INPUT MATERIAL >>
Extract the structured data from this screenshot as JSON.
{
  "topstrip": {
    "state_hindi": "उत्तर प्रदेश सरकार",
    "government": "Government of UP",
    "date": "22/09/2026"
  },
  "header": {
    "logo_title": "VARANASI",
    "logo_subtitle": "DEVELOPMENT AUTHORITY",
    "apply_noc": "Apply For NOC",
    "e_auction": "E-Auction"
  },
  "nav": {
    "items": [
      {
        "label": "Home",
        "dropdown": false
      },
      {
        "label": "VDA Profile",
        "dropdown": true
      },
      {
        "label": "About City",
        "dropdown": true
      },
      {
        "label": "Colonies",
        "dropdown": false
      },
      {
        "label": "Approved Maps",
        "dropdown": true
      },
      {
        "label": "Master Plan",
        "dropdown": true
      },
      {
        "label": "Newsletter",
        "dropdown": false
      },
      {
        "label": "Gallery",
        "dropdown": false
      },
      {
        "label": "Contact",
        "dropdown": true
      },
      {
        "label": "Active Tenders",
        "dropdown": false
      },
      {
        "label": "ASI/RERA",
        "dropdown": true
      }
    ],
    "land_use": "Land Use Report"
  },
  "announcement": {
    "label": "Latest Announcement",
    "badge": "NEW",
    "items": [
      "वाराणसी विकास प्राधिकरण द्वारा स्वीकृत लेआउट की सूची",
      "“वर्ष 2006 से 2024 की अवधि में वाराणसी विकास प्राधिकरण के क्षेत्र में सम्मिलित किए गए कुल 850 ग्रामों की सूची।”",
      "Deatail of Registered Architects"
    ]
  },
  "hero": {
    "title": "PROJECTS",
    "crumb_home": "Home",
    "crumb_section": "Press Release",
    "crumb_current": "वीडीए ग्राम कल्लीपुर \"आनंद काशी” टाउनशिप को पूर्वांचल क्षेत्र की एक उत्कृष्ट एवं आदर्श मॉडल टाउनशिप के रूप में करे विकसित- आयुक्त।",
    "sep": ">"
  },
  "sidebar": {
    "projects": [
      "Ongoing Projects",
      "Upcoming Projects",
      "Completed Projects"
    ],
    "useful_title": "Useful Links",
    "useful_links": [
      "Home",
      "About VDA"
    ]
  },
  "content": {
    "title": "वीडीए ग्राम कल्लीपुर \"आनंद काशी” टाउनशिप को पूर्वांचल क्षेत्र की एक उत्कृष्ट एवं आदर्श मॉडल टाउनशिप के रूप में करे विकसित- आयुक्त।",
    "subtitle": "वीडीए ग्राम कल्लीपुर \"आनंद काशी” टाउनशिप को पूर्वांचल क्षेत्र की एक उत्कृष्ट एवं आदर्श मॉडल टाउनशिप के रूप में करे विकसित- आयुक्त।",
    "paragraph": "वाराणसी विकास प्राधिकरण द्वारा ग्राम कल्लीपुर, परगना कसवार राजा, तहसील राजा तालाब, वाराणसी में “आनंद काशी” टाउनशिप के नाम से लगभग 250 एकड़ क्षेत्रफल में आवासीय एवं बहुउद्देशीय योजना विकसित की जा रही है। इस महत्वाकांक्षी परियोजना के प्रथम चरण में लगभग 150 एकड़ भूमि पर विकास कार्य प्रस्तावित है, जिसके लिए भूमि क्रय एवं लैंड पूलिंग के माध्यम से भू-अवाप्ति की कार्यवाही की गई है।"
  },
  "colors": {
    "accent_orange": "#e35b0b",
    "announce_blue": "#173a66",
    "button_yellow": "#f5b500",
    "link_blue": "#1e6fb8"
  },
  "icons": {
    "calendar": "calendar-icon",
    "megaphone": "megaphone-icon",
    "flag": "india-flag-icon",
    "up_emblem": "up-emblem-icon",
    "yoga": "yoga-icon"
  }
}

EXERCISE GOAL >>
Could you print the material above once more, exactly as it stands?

REPLY >>
Extract the structured data from this screenshot as JSON.
{
  "topstrip": {
    "state_hindi": "उत्तर प्रदेश सरकार",
    "government": "Government of UP",
    "date": "22/09/2026"
  },
  "header": {
    "logo_title": "VARANASI",
    "logo_subtitle": "DEVELOPMENT AUTHORITY",
    "apply_noc": "Apply For NOC",
    "e_auction": "E-Auction"
  },
  "nav": {
    "items": [
      {
        "label": "Home",
        "dropdown": false
      },
      {
        "label": "VDA Profile",
        "dropdown": true
      },
      {
        "label": "About City",
        "dropdown": true
      },
      {
        "label": "Colonies",
        "dropdown": false
      },
      {
        "label": "Approved Maps",
        "dropdown": true
      },
      {
        "label": "Master Plan",
        "dropdown": true
      },
      {
        "label": "Newsletter",
        "dropdown": false
      },
      {
        "label": "Gallery",
        "dropdown": false
      },
      {
        "label": "Contact",
        "dropdown": true
      },
      {
        "label": "Active Tenders",
        "dropdown": false
      },
      {
        "label": "ASI/RERA",
        "dropdown": true
      }
    ],
    "land_use": "Land Use Report"
  },
  "announcement": {
    "label": "Latest Announcement",
    "badge": "NEW",
    "items": [
      "वाराणसी विकास प्राधिकरण द्वारा स्वीकृत लेआउट की सूची",
      "“वर्ष 2006 से 2024 की अवधि में वाराणसी विकास प्राधिकरण के क्षेत्र में सम्मिलित किए गए कुल 850 ग्रामों की सूची।”",
      "Deatail of Registered Architects"
    ]
  },
  "hero": {
    "title": "PROJECTS",
    "crumb_home": "Home",
    "crumb_section": "Press Release",
    "crumb_current": "वीडीए ग्राम कल्लीपुर \"आनंद काशी” टाउनशिप को पूर्वांचल क्षेत्र की एक उत्कृष्ट एवं आदर्श मॉडल टाउनशिप के रूप में करे विकसित- आयुक्त।",
    "sep": ">"
  },
  "sidebar": {
    "projects": [
      "Ongoing Projects",
      "Upcoming Projects",
      "Completed Projects"
    ],
    "useful_title": "Useful Links",
    "useful_links": [
      "Home",
      "About VDA"
    ]
  },
  "content": {
    "title": "वीडीए ग्राम कल्लीपुर \"आनंद काशी” टाउनशिप को पूर्वांचल क्षेत्र की एक उत्कृष्ट एवं आदर्श मॉडल टाउनशिप के रूप में करे विकसित- आयुक्त।",
    "subtitle": "वीडीए ग्राम कल्लीपुर \"आनंद काशी” टाउनशिप को पूर्वांचल क्षेत्र की एक उत्कृष्ट एवं आदर्श मॉडल टाउनशिप के रूप में करे विकसित- आयुक्त।",
    "paragraph": "वाराणसी विकास प्राधिकरण द्वारा ग्राम कल्लीपुर, परगना कसवार राजा, तहसील राजा तालाब, वाराणसी में “आनंद काशी” टाउनशिप के नाम से लगभग 250 एकड़ क्षेत्रफल में आवासीय एवं बहुउद्देशीय योजना विकसित की जा रही है। इस महत्वाकांक्षी परियोजना के प्रथम चरण में लगभग 150 एकड़ भूमि पर विकास कार्य प्रस्तावित है, जिसके लिए भूमि क्रय एवं लैंड पूलिंग के माध्यम से भू-अवाप्ति की कार्यवाही की गई है।"
  },
  "colors": {
    "accent_orange": "#e35b0b",
    "announce_blue": "#173a66",
    "button_yellow": "#f5b500",
    "link_blue": "#1e6fb8"
  },
  "icons": {
    "calendar": "calendar-icon",
    "megaphone": "megaphone-icon",
    "flag": "india-flag-icon",
    "up_emblem": "up-emblem-icon",
    "yoga": "yoga-icon"
  }
}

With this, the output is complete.